How much compensation can you claim for a manual handling injury?
Many workers carry out manual handling tasks as part of their everyday work responsibilities. The term refers to the lifting, lowering and carrying of items, such as taking boxes off shelves or pushing a delivery cart.
Manual handling can put the body under considerable strain if it is not carried out correctly. Injuries include strains, joint damage and muscle tears, particularly to the upper body, neck and back. Statistics from the Labour Force Survey indicate that injuries of this type make up more than four in ten of all incidents reported to the health and safety authorities each year.
If you have been injured in a manual handling accident at work, then you may be entitled to claim compensation. The settlement you receive will depend on the seriousness of your injury and how it affects your ability to do the things you used to do such as practice hobbies, play sports and work.

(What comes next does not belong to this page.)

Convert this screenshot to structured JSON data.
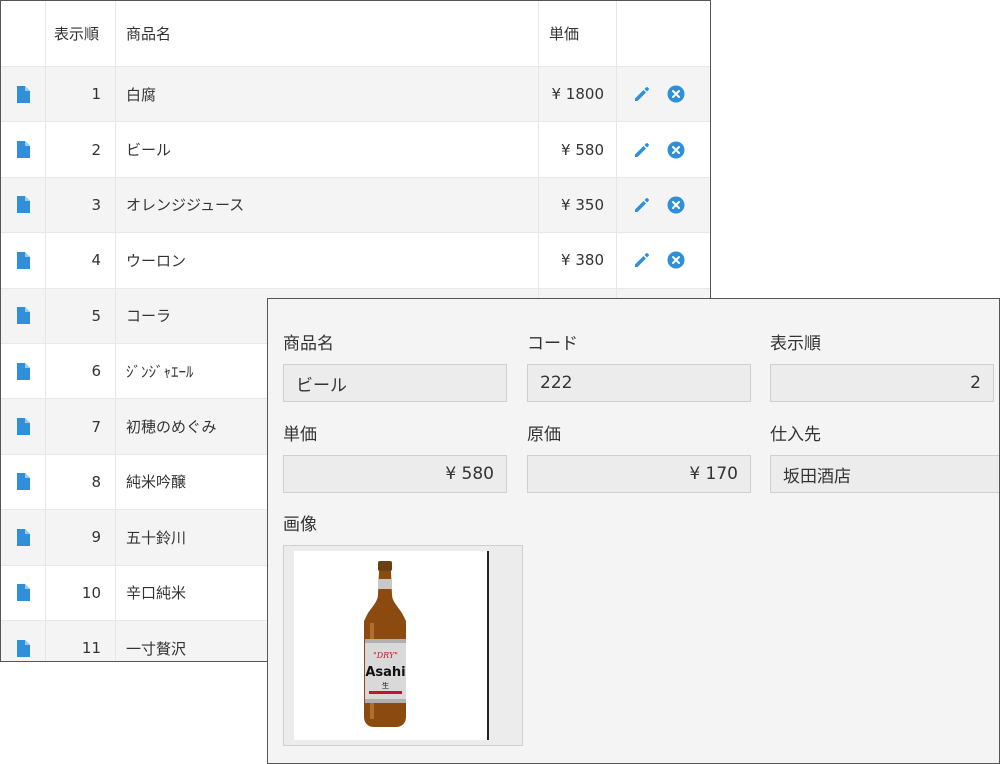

Is the employer liable?
The Manual Handling Operations Regulations 1992 set out the rules that employers must follow when designing manual handling activities. There is no such thing as a completely safe manual handling operation, and the main thrust of the legislation is reducing risk.
Specifically, employers must eliminate manual handling wherever possible by automating lifting and carrying tasks. Where this is not practicable, employers must reduce the risk of injury by, for example:
- Reducing the load to match the strength and weight of the worker
- Ensuring the weight of objects is evenly distributed
- Using lifting aids
- Reducing the amount of twisting and stooping
- Giving plenty of rest breaks
- Training staff on safe manual handling procedures.
Employers who do not take the necessary steps to reduce the injury risk are likely to be found negligent in a personal injury claim that results from this failure.
Damages in manual handling claims
Personal injury compensation is divided into two categories:
- General damages to cover the pain and suffering the manual handling injury has caused; and
- Special damages to cover your out-of-pocket expenses such as lost wages, travel costs and medical expenses.
The amount of general damages you receive will depend on the type and seriousness of the injury. The more serious the injury, the higher the award.
How much compensation will you receive?
Lawyers and insurance companies refer to a set of guidelines published by the Judicial College to help them negotiate a fair settlement. The guidelines set out the financial value of various types of personal injuries ranging from a broken arm to life-changing quadriplegia. Each entry takes the form of a minimum and maximum award.
To give you an idea of the amount of compensation you might receive, here are some of the Judicial College recommendations:
- Minor neck injury: £300 to £1,860
- Minor back injury, recovery within two years with no surgery: £1,860 to £6,000
- Severe thumb dislocation: £3,000 to £5,150
- Serious arm injury leaving some long-lasting effects: £14,600 to £29,800
- Severe back injury that permanently restricts your ability to work: £56,375 to £67,200
- Serious neck injury involving fractures or damage to discs: £50,000 to £99,500.
These figures are simply a guide. For an accurate estimate of your potential settlement, contact a specialist work accident solicitor who can review your case and arrange for a medical examination to determine the extent of your injuries.
The medical report will form the basis of your compensation claim.